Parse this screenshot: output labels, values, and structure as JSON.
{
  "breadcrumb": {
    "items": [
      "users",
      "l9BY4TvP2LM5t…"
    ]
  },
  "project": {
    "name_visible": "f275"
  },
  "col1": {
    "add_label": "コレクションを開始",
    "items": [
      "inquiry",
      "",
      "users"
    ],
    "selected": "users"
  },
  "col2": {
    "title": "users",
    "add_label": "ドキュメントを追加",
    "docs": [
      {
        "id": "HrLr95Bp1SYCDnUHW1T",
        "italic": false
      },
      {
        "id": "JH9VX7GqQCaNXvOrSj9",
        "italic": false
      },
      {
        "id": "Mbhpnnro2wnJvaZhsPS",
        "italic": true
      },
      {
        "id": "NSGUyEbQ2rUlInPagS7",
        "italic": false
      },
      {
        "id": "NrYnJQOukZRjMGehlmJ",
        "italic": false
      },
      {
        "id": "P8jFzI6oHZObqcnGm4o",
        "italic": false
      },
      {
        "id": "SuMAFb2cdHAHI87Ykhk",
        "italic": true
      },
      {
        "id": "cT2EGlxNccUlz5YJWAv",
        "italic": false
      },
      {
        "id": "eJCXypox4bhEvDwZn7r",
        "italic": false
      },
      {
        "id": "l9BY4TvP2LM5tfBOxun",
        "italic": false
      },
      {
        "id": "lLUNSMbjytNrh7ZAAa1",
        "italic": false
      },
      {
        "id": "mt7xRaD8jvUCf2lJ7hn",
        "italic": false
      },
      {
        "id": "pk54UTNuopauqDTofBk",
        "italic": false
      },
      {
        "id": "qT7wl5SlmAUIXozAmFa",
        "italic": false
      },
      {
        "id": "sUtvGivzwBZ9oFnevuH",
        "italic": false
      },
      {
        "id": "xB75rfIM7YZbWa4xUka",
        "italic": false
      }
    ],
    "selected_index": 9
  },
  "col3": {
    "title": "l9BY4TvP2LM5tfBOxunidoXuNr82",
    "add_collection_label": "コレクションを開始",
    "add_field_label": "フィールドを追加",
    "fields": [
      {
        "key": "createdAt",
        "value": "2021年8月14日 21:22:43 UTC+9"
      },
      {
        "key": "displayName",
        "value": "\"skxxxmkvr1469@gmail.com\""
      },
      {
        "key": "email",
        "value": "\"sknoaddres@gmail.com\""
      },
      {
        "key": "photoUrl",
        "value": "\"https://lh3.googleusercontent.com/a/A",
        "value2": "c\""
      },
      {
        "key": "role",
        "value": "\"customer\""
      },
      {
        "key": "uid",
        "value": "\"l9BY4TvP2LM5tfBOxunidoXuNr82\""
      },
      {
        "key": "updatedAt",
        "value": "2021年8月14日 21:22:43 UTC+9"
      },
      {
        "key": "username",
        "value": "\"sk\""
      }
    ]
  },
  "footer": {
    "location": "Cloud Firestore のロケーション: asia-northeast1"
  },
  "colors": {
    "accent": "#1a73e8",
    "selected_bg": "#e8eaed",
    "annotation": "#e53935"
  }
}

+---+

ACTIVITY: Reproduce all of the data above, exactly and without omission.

EXPECTED ANSWER:
Parse this screenshot: output labels, values, and structure as JSON.
{
  "breadcrumb": {
    "items": [
      "users",
      "l9BY4TvP2LM5t…"
    ]
  },
  "project": {
    "name_visible": "f275"
  },
  "col1": {
    "add_label": "コレクションを開始",
    "items": [
      "inquiry",
      "",
      "users"
    ],
    "selected": "users"
  },
  "col2": {
    "title": "users",
    "add_label": "ドキュメントを追加",
    "docs": [
      {
        "id": "HrLr95Bp1SYCDnUHW1T",
        "italic": false
      },
      {
        "id": "JH9VX7GqQCaNXvOrSj9",
        "italic": false
      },
      {
        "id": "Mbhpnnro2wnJvaZhsPS",
        "italic": true
      },
      {
        "id": "NSGUyEbQ2rUlInPagS7",
        "italic": false
      },
      {
        "id": "NrYnJQOukZRjMGehlmJ",
        "italic": false
      },
      {
        "id": "P8jFzI6oHZObqcnGm4o",
        "italic": false
      },
      {
        "id": "SuMAFb2cdHAHI87Ykhk",
        "italic": true
      },
      {
        "id": "cT2EGlxNccUlz5YJWAv",
        "italic": false
      },
      {
        "id": "eJCXypox4bhEvDwZn7r",
        "italic": false
      },
      {
        "id": "l9BY4TvP2LM5tfBOxun",
        "italic": false
      },
      {
        "id": "lLUNSMbjytNrh7ZAAa1",
        "italic": false
      },
      {
        "id": "mt7xRaD8jvUCf2lJ7hn",
        "italic": false
      },
      {
        "id": "pk54UTNuopauqDTofBk",
        "italic": false
      },
      {
        "id": "qT7wl5SlmAUIXozAmFa",
        "italic": false
      },
      {
        "id": "sUtvGivzwBZ9oFnevuH",
        "italic": false
      },
      {
        "id": "xB75rfIM7YZbWa4xUka",
        "italic": false
      }
    ],
    "selected_index": 9
  },
  "col3": {
    "title": "l9BY4TvP2LM5tfBOxunidoXuNr82",
    "add_collection_label": "コレクションを開始",
    "add_field_label": "フィールドを追加",
    "fields": [
      {
        "key": "createdAt",
        "value": "2021年8月14日 21:22:43 UTC+9"
      },
      {
        "key": "displayName",
        "value": "\"skxxxmkvr1469@gmail.com\""
      },
      {
        "key": "email",
        "value": "\"sknoaddres@gmail.com\""
      },
      {
        "key": "photoUrl",
        "value": "\"https://lh3.googleusercontent.com/a/A",
        "value2": "c\""
      },
      {
        "key": "role",
        "value": "\"customer\""
      },
      {
        "key": "uid",
        "value": "\"l9BY4TvP2LM5tfBOxunidoXuNr82\""
      },
      {
        "key": "updatedAt",
        "value": "2021年8月14日 21:22:43 UTC+9"
      },
      {
        "key": "username",
        "value": "\"sk\""
      }
    ]
  },
  "footer": {
    "location": "Cloud Firestore のロケーション: asia-northeast1"
  },
  "colors": {
    "accent": "#1a73e8",
    "selected_bg": "#e8eaed",
    "annotation": "#e53935"
  }
}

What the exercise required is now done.